Can Kenyan Violets tolerate direct sunlight?

No, direct sunlight can be too intense for Kenyan Violets and may cause leaf burn.

What are the signs that my Kenyan Violet is getting too much direct sunlight?

If the leaves of your Kenyan Violet start turning yellow or brown, it may be a sign of too much direct sunlight.

Can I place my Kenyan Violet near a window with filtered sunlight?

Yes, placing your Kenyan Violet near a window with filtered sunlight is a good option as it provides the right amount of light without direct exposure.

Should I move my Kenyan Violet to a shadier spot if it's getting too much direct sunlight?

Yes, if your Kenyan Violet is getting too much direct sunlight, it's a good idea to move it to a shadier spot to protect it from the intense rays.

Can I use curtains or blinds to filter the sunlight for my Kenyan Violet?

Yes, using curtains or blinds to filter the sunlight can be an effective way to protect your Kenyan Violet from direct sunlight.

What is the ideal temperature for a Kenyan Violet?

Kenyan Violets prefer temperatures between 60-75Β°F (15-24Β°C).

Can I keep my Kenyan Violet outdoors during the summer?

Yes, you can keep your Kenyan Violet outdoors during the summer, but make sure to provide it with shade to protect it from direct sunlight.

How often should I water my Kenyan Violet?

Water your Kenyan Violet when the top inch of soil feels dry to the touch.

Can I use a pebble tray to increase humidity for my Kenyan Violet?

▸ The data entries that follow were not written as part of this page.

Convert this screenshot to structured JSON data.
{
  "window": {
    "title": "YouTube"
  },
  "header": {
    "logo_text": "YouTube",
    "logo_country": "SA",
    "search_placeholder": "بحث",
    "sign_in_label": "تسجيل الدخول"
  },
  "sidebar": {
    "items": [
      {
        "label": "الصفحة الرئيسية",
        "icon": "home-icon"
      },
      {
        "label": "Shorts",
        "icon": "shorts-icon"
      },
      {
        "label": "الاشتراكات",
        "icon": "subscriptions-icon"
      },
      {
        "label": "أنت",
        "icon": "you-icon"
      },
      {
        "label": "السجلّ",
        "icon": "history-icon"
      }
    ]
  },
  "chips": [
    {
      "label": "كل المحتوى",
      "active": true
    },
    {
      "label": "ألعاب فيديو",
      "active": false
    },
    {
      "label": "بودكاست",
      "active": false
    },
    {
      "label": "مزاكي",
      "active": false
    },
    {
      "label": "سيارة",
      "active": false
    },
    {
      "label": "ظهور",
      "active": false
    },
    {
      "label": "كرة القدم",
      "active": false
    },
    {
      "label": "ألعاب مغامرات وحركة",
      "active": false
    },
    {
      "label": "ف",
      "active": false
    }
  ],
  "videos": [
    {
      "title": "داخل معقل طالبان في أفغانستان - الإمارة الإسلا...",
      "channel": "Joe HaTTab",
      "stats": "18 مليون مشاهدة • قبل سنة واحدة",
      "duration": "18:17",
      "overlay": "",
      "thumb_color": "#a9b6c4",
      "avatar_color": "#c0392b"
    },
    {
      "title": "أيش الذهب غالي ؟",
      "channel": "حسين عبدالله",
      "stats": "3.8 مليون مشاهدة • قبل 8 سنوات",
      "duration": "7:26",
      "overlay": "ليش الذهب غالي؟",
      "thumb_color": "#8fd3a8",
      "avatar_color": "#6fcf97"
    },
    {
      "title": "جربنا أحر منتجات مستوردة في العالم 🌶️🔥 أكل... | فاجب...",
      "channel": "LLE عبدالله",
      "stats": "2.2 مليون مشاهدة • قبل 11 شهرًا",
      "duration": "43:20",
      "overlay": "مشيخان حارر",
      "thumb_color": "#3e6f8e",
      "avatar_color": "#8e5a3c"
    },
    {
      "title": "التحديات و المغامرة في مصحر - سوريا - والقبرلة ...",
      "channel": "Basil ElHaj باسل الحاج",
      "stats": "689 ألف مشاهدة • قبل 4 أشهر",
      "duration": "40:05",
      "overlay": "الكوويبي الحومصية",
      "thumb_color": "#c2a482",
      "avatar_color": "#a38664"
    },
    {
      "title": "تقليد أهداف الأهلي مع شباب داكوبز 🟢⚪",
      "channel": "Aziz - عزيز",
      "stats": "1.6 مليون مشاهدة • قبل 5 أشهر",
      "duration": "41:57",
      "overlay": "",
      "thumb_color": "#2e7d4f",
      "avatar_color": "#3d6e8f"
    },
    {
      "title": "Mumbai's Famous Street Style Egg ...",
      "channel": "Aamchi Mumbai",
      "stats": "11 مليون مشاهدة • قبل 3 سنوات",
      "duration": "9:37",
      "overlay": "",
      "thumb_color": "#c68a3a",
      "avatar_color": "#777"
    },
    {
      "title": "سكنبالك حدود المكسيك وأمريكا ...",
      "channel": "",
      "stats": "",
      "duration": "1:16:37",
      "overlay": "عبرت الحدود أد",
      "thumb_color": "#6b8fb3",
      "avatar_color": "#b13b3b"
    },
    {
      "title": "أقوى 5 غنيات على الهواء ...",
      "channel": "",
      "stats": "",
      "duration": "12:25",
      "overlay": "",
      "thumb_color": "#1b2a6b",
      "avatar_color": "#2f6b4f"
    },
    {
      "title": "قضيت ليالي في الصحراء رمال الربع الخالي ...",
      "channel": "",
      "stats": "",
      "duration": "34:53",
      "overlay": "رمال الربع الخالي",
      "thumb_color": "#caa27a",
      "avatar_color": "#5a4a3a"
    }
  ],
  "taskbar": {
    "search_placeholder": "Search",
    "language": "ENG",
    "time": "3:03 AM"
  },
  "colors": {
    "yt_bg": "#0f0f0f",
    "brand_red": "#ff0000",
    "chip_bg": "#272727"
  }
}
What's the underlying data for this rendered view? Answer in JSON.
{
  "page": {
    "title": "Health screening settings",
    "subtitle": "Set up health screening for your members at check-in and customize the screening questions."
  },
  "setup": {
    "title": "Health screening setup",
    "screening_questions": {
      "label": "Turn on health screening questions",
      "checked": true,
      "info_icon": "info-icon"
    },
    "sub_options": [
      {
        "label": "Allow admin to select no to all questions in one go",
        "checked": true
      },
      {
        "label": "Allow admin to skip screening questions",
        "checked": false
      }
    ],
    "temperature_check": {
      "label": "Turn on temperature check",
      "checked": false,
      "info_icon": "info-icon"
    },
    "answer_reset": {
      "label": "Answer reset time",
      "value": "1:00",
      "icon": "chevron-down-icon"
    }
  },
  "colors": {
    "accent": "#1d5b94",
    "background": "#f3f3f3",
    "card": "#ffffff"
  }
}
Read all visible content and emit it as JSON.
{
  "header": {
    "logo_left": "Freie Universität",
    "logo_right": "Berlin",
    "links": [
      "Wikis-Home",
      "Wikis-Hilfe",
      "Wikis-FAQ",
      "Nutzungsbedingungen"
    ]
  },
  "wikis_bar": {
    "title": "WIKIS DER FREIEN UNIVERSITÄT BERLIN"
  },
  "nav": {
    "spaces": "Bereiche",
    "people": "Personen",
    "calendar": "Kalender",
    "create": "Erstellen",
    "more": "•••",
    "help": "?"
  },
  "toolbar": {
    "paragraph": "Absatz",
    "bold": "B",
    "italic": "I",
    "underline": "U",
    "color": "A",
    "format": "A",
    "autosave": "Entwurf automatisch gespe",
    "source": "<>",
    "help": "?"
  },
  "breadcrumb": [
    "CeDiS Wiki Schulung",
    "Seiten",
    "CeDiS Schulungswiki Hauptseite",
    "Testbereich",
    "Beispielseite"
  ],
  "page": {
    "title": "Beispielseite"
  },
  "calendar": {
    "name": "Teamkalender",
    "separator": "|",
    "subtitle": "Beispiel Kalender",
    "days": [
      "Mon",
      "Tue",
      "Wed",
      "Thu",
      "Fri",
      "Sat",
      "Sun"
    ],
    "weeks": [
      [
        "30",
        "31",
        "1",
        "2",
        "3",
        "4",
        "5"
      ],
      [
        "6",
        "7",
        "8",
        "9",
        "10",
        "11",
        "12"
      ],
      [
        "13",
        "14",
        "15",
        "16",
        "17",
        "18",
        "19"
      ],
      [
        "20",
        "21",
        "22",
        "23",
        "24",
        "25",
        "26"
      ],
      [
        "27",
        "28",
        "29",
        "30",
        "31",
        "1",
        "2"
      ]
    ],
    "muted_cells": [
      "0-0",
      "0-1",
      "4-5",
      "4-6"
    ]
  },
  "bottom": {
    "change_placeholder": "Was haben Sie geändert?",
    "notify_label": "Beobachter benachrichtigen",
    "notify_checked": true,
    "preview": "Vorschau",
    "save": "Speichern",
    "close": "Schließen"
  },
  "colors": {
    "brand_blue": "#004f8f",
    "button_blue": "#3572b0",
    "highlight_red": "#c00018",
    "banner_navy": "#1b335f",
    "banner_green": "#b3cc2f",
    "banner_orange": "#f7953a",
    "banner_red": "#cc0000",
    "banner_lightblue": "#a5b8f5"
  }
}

Yes, placing your Kenyan Violet on a pebble tray filled with water can help increase humidity around the plant.